Aims Rupture-prone atherosclerotic plaques are characterized by inflammation and a large necrotic core. Inflammation is linked to high metabolic activity. Advanced glycation endproducts (AGEs) and their major precursor methylglyoxal are formed during high metabolic activity and can have detrimental effects on cellular function and may induce cell death. Therefore, we investigated whether plaque AGEs are increased in human carotid rupture-prone plaques and are associated with plaque inflammation and necrotic core formation. Methods and results The protein-bound major methylglyoxal-derived AGE 5-hydro-5-methylimidazolone (MG-H1) and NE-(carboxymethyl)lysine (CML) were measured in human carotid endarterectomy specimens (n = 75) with tandem mass spectrometry. MG-H1 and CML levels were associated with rupture-prone plaques, increased protein levels of the inflammatory mediators IL-8 and MCP-1 and with higher MMP-9 activity. Immunohistochemistry showed that AGEs accumulated predominantly in macrophages surrounding the necrotic core and co-localized with cleaved caspase-3. Intra-plaque comparison revealed that glyoxalase-1 (GLO-1), the major methylglyoxal-detoxifying enzyme, mRNA was decreased (-13%, P < 0.05) in ruptured compared with stable plaque segments. In line, in U937 monoctyes, we found reduced (GLO-1) activity (-38%, P < 0.05) and increased MGO (346%, P < 0.05) production after stimulation with the inflammatory mediator TNF. Direct incubation with methylglyoxal increased apoptosis up to two-fold. Conclusion This is the first study showing that AGEs are associated with human rupture-prone plaques. Furthermore, this study suggests a cascade linking inflammation, reduced GLO-1, methylglyoxal- and AGE-accumulation, and subsequent apoptosis. Thereby, AGEs may act as mediators of the progression of stable to rupture-prone plaques, opening a window towards novel treatments and biomarkers to treat cardiovascular diseases.

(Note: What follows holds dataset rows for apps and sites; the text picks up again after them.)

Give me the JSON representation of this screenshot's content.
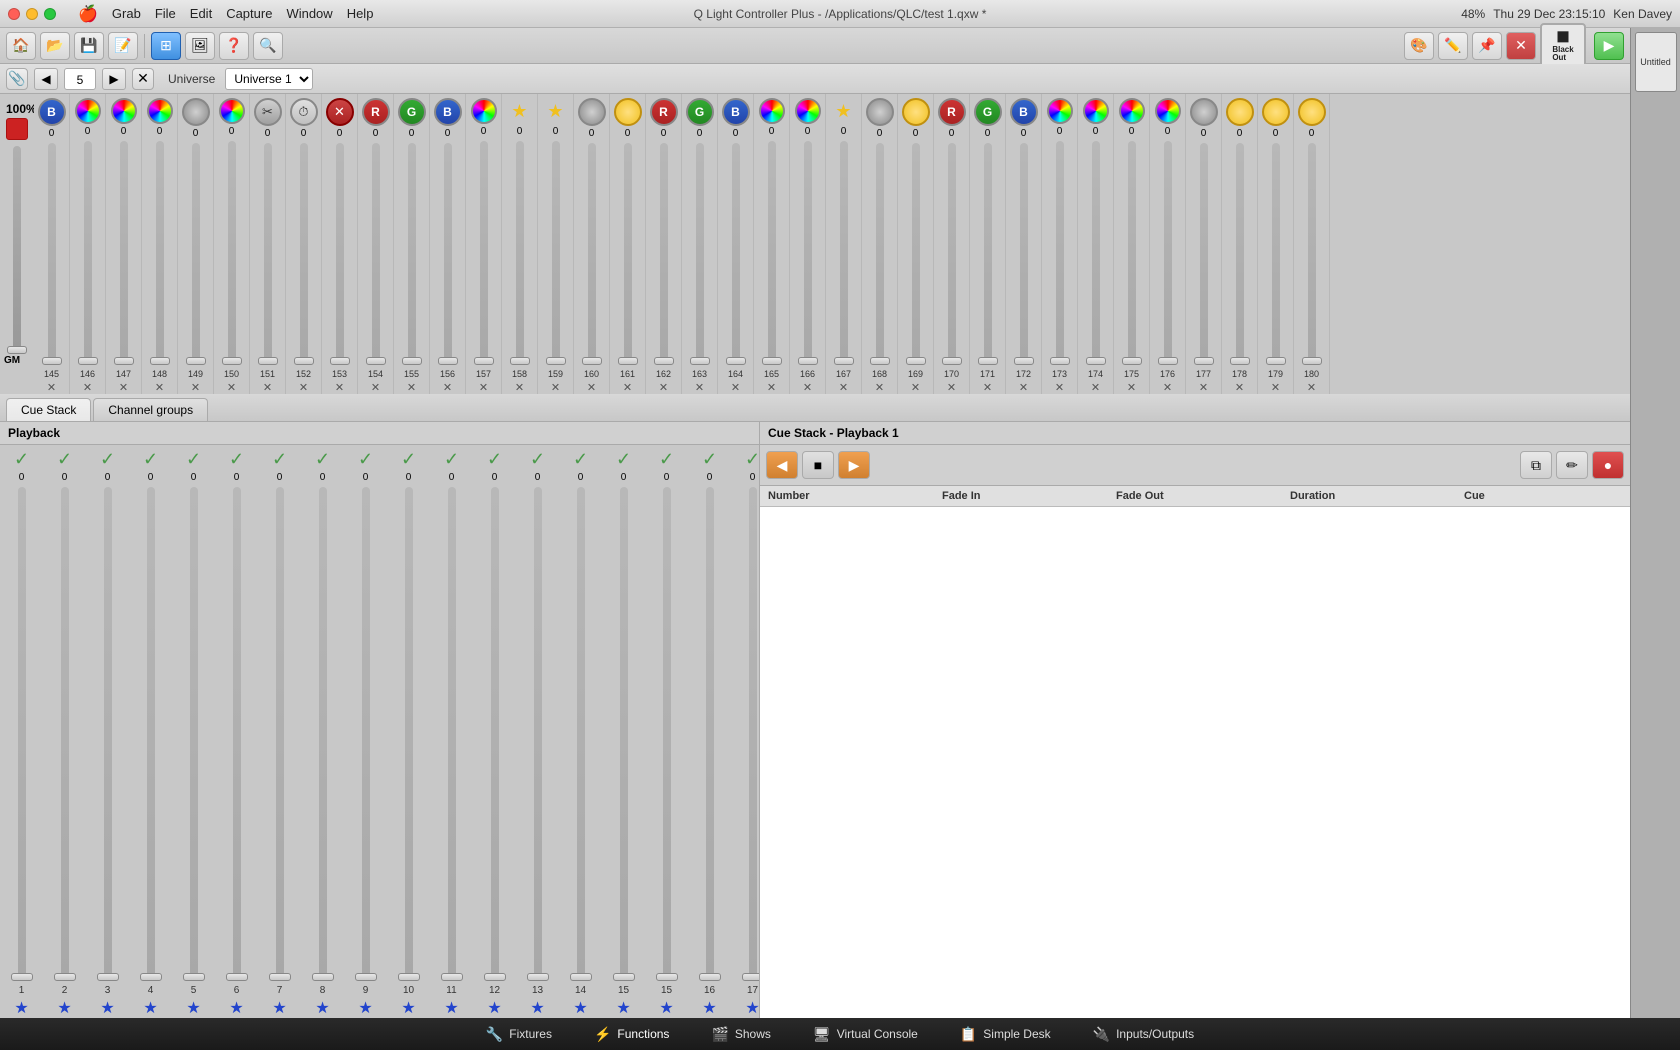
{
  "titlebar": {
    "title": "Q Light Controller Plus - /Applications/QLC/test 1.qxw *",
    "time": "Thu 29 Dec  23:15:10",
    "user": "Ken Davey",
    "battery": "48%",
    "apple_menu": "🍎",
    "menus": [
      "Grab",
      "File",
      "Edit",
      "Capture",
      "Window",
      "Help"
    ]
  },
  "toolbar": {
    "blackout_label": "Black\nOut",
    "play_icon": "▶"
  },
  "universe_bar": {
    "label": "Universe",
    "universe_name": "Universe 1",
    "nav_prev": "◀",
    "nav_next": "▶",
    "num": "5"
  },
  "dmx": {
    "percent": "100%",
    "gm_label": "GM",
    "channels": [
      {
        "num": "145",
        "type": "blue",
        "label": "B",
        "value": "0"
      },
      {
        "num": "146",
        "type": "colorwheel",
        "label": "",
        "value": "0"
      },
      {
        "num": "147",
        "type": "colorwheel",
        "label": "",
        "value": "0"
      },
      {
        "num": "148",
        "type": "colorwheel",
        "label": "",
        "value": "0"
      },
      {
        "num": "149",
        "type": "gray",
        "label": "",
        "value": "0"
      },
      {
        "num": "150",
        "type": "colorwheel",
        "label": "",
        "value": "0"
      },
      {
        "num": "151",
        "type": "tools",
        "label": "",
        "value": "0"
      },
      {
        "num": "152",
        "type": "clock",
        "label": "",
        "value": "0"
      },
      {
        "num": "153",
        "type": "cross",
        "label": "",
        "value": "0"
      },
      {
        "num": "154",
        "type": "red",
        "label": "R",
        "value": "0"
      },
      {
        "num": "155",
        "type": "green",
        "label": "G",
        "value": "0"
      },
      {
        "num": "156",
        "type": "blue",
        "label": "B",
        "value": "0"
      },
      {
        "num": "157",
        "type": "colorwheel",
        "label": "",
        "value": "0"
      },
      {
        "num": "158",
        "type": "star",
        "label": "★",
        "value": "0"
      },
      {
        "num": "159",
        "type": "star",
        "label": "★",
        "value": "0"
      },
      {
        "num": "160",
        "type": "gray",
        "label": "",
        "value": "0"
      },
      {
        "num": "161",
        "type": "light",
        "label": "",
        "value": "0"
      },
      {
        "num": "162",
        "type": "red",
        "label": "R",
        "value": "0"
      },
      {
        "num": "163",
        "type": "green",
        "label": "G",
        "value": "0"
      },
      {
        "num": "164",
        "type": "blue",
        "label": "B",
        "value": "0"
      },
      {
        "num": "165",
        "type": "colorwheel",
        "label": "",
        "value": "0"
      },
      {
        "num": "166",
        "type": "colorwheel",
        "label": "",
        "value": "0"
      },
      {
        "num": "167",
        "type": "star",
        "label": "★",
        "value": "0"
      },
      {
        "num": "168",
        "type": "gray",
        "label": "",
        "value": "0"
      },
      {
        "num": "169",
        "type": "light",
        "label": "",
        "value": "0"
      },
      {
        "num": "170",
        "type": "red",
        "label": "R",
        "value": "0"
      },
      {
        "num": "171",
        "type": "green",
        "label": "G",
        "value": "0"
      },
      {
        "num": "172",
        "type": "blue",
        "label": "B",
        "value": "0"
      },
      {
        "num": "173",
        "type": "colorwheel",
        "label": "",
        "value": "0"
      },
      {
        "num": "174",
        "type": "colorwheel",
        "label": "",
        "value": "0"
      },
      {
        "num": "175",
        "type": "colorwheel",
        "label": "",
        "value": "0"
      },
      {
        "num": "176",
        "type": "colorwheel",
        "label": "",
        "value": "0"
      },
      {
        "num": "177",
        "type": "gray",
        "label": "",
        "value": "0"
      },
      {
        "num": "178",
        "type": "light",
        "label": "",
        "value": "0"
      },
      {
        "num": "179",
        "type": "light",
        "label": "",
        "value": "0"
      },
      {
        "num": "180",
        "type": "light",
        "label": "",
        "value": "0"
      }
    ]
  },
  "tabs": {
    "items": [
      {
        "label": "Cue Stack",
        "active": true
      },
      {
        "label": "Channel groups",
        "active": false
      }
    ]
  },
  "playback": {
    "title": "Playback",
    "channels": [
      {
        "num": "1",
        "value": "0"
      },
      {
        "num": "2",
        "value": "0"
      },
      {
        "num": "3",
        "value": "0"
      },
      {
        "num": "4",
        "value": "0"
      },
      {
        "num": "5",
        "value": "0"
      },
      {
        "num": "6",
        "value": "0"
      },
      {
        "num": "7",
        "value": "0"
      },
      {
        "num": "8",
        "value": "0"
      },
      {
        "num": "9",
        "value": "0"
      },
      {
        "num": "10",
        "value": "0"
      },
      {
        "num": "11",
        "value": "0"
      },
      {
        "num": "12",
        "value": "0"
      },
      {
        "num": "13",
        "value": "0"
      },
      {
        "num": "14",
        "value": "0"
      },
      {
        "num": "15",
        "value": "0"
      },
      {
        "num": "15",
        "value": "0"
      },
      {
        "num": "16",
        "value": "0"
      },
      {
        "num": "17",
        "value": "0"
      }
    ]
  },
  "cue_stack": {
    "title": "Cue Stack - Playback 1",
    "nav_back": "◀",
    "nav_stop": "■",
    "nav_forward": "▶",
    "copy_icon": "⧉",
    "edit_icon": "✏",
    "delete_icon": "⏺",
    "columns": [
      "Number",
      "Fade In",
      "Fade Out",
      "Duration",
      "Cue"
    ]
  },
  "bottom_nav": {
    "items": [
      {
        "label": "Fixtures",
        "icon": "🔧",
        "active": false
      },
      {
        "label": "Functions",
        "icon": "⚡",
        "active": true
      },
      {
        "label": "Shows",
        "icon": "🎬",
        "active": false
      },
      {
        "label": "Virtual Console",
        "icon": "🖥",
        "active": false
      },
      {
        "label": "Simple Desk",
        "icon": "📋",
        "active": false
      },
      {
        "label": "Inputs/Outputs",
        "icon": "🔌",
        "active": false
      }
    ]
  },
  "sidebar": {
    "label": "Untitled"
  }
}
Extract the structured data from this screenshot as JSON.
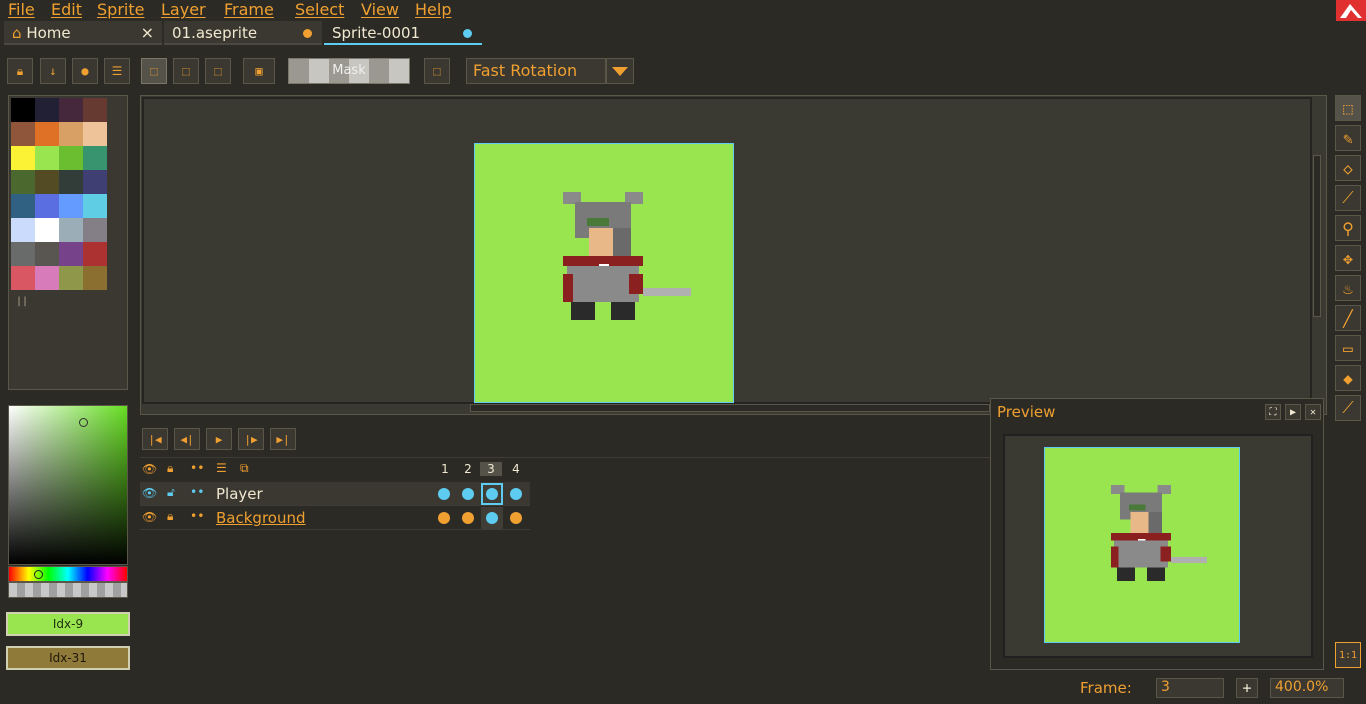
{
  "menu": [
    "File",
    "Edit",
    "Sprite",
    "Layer",
    "Frame",
    "Select",
    "View",
    "Help"
  ],
  "tabs": [
    {
      "label": "Home",
      "close": "×"
    },
    {
      "label": "01.aseprite"
    },
    {
      "label": "Sprite-0001"
    }
  ],
  "toolbar": {
    "mask_label": "Mask",
    "rotation_algorithm": "Fast Rotation"
  },
  "palette": {
    "colors": [
      "#000000",
      "#222034",
      "#45283c",
      "#663931",
      "#8f563b",
      "#df7126",
      "#d9a066",
      "#eec39a",
      "#fbf236",
      "#99e550",
      "#6abe30",
      "#37946e",
      "#4b692f",
      "#524b24",
      "#323c39",
      "#3f3f74",
      "#306082",
      "#5b6ee1",
      "#639bff",
      "#5fcde4",
      "#cbdbfc",
      "#ffffff",
      "#9badb7",
      "#847e87",
      "#696a6a",
      "#595652",
      "#76428a",
      "#ac3232",
      "#d95763",
      "#d77bba",
      "#8f974a",
      "#8a6f30"
    ],
    "handle": "||"
  },
  "colors": {
    "foreground": {
      "label": "Idx-9",
      "hex": "#99e550"
    },
    "background": {
      "label": "Idx-31",
      "hex": "#8f7a3a"
    }
  },
  "timeline": {
    "frames": [
      "1",
      "2",
      "3",
      "4"
    ],
    "current_frame": "3",
    "layers": [
      {
        "name": "Player",
        "cels": [
          "cyan",
          "cyan",
          "cyan",
          "cyan"
        ]
      },
      {
        "name": "Background",
        "cels": [
          "orange",
          "orange",
          "cyan",
          "orange"
        ]
      }
    ]
  },
  "preview": {
    "title": "Preview"
  },
  "status": {
    "frame_label": "Frame:",
    "frame_value": "3",
    "add_frame": "+",
    "zoom": "400.0%",
    "zoom_reset": "1:1"
  },
  "accent": "#f0a030",
  "highlight": "#5ecbf0"
}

- Advanced glycation endproducts
- Cell death
- Plaque rupture
ASJC Scopus subject areas
- Cardiology and Cardiovascular Medicine